Director: Pablo Larraín
Screenplay: Noah Oppenheim
Starring: Natalie Portman, Peter Sarsgaard, Greta Gerwig, Billy Crudup, John Hurt
Runtime: 100 Minutes
The cinematic heritage of America’s first media-savvy First Family is stained with the traits of a Hallmark Channel susceptibility of historical moments and beats to fulfil. But Jackie, directed by Chilean filmmaker Pablo Larraín, challenges this fallacy by shrinking the tragedy of JFK’s assassination down to a smaller, more intimate scale.
The narrative framework is explored through the famous Life magazine interview with Theodore H. White (Billy Crudup), working its way back through Jackie Kennedy’s (Natalie Portman) memories in a misty manner that sees the before, during and aftermath of the incidents in question, primarily focusing on the final days of her position as First Lady. This is not a film that’s propelled by narrative, so much as it’s driven by the sensation and experiences of singular moments - large and small - which encapsulate the greater whole of the person it’s depicting.
We see the signature events of history play out before us, from a violent revisitation of the assassination, to the display of the procession, but all the while the frame is focused on Jackie as the noise plays in the background. Larraín’s decision to shoot much of the film in close-up emphasizes the human strain of the situation, demystifying the glamorously composed legend of Jackie Kennedy and presenting something far more complex and compellingly human. His integration of archive footage and replication is astonishingly detailed and immersive, building off of his work previously seen in 2013’s No, and Stéphane Fontaine’s crisp digital photography is desiderated and distanced enough to maintain this aesthetic.
To no surprise at all, Natalie Portman is amazing at channelling the frustration and turmoil of someone who is processing the grief of not only the loss of a husband, but the death of a life that she is no longer destined to lead. Robbed of the legacy that she feels the Kennedy title deserves, she pours her efforts almost immediately into making a bloated spectacle of his funeral as a coping mechanism. This self-destructive behaviour reveals both the ego and the sorrow of a woman desperate no to be supplanted by a system that is already looking to move on. Her obsession with designation and decorum is carried through Portman’s performance in every stroke; from her Long Island inflection and stoic motion, to those moments of emotional collapse as she wipes her partner’s blood from her face. This disparity cuts deeper as we see her touring the White House as the show woman forced to smile as the cameras roll around her, her continued performance, in reality, a symptom of the burden of her role.

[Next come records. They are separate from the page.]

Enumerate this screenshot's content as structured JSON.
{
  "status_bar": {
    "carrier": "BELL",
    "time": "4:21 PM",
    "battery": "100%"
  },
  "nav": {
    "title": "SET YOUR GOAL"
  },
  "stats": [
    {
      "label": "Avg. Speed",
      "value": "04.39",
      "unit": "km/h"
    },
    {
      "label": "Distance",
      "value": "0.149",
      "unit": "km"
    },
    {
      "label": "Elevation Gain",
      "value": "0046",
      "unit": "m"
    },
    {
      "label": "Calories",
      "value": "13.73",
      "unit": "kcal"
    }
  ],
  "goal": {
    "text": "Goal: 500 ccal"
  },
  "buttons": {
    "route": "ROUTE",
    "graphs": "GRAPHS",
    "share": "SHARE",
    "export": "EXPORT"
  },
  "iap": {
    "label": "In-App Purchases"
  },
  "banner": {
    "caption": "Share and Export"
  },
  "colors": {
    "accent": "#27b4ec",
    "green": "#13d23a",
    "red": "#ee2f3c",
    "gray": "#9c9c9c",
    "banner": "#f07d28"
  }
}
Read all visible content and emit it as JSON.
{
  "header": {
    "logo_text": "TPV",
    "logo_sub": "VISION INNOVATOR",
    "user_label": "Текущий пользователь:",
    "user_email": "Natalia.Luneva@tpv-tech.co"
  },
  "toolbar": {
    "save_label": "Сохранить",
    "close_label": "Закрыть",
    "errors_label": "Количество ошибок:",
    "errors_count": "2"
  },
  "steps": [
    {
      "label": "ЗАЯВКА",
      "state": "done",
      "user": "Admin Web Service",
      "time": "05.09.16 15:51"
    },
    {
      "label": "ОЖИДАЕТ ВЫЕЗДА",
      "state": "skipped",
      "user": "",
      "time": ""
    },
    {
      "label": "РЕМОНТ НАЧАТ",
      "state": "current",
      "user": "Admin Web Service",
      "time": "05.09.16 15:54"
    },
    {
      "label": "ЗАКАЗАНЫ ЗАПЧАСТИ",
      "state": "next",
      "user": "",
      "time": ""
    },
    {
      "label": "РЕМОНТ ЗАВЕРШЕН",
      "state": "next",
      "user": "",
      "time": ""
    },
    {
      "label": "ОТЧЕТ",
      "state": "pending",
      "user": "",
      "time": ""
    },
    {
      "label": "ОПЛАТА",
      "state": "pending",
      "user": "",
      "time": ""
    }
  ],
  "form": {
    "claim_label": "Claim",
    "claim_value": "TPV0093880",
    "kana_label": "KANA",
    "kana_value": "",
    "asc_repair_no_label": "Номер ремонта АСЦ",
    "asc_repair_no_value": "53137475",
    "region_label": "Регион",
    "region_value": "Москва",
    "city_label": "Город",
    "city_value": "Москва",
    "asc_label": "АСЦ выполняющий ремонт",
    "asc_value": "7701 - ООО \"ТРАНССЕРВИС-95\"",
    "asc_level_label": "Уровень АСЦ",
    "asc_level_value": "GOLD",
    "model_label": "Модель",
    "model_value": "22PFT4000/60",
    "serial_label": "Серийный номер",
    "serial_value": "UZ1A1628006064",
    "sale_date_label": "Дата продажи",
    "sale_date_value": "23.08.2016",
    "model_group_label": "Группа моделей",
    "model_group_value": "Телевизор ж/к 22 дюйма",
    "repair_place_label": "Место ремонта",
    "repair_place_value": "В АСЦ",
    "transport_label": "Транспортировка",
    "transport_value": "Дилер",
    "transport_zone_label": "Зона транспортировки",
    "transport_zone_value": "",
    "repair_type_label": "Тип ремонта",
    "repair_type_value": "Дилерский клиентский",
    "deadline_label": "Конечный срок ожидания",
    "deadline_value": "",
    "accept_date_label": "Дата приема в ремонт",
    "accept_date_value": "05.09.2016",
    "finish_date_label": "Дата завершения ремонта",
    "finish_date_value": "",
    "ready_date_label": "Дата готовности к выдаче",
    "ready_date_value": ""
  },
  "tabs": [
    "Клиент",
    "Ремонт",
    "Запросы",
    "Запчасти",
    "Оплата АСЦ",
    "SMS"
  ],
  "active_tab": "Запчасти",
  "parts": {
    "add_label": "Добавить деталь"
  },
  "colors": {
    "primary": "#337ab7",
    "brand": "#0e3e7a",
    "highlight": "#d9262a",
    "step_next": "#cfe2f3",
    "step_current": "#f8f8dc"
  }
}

The supporting performances are remarkable; Peter Sarsgaard as the accommodating Bobby Kennedy is ghostly in composure, Greta Gerwig’s Social Secretary Nancy Tuckerman is solid as a rock, and Billy Crudup helps to act as the audience's voice of cohesion against Jackie’s verbal games. John Carroll Lynch, Richard E. Grant and John Hurt all bring enough to their minor roles to keep them compelling – although the latter’s role as the priest she confides in consists of some of the films baggiest scenes.
Jackie is a far more daring and aesthetically divergent work than the awards contender it is being marketed as. Its compelling enough in its remarkably thoughtful screenplay, but it’s the explorative structure and artistic restraint – paired with Mica Levi’s haunting score – that makes this more than just a mandated showcase for Portman’s considerable talents.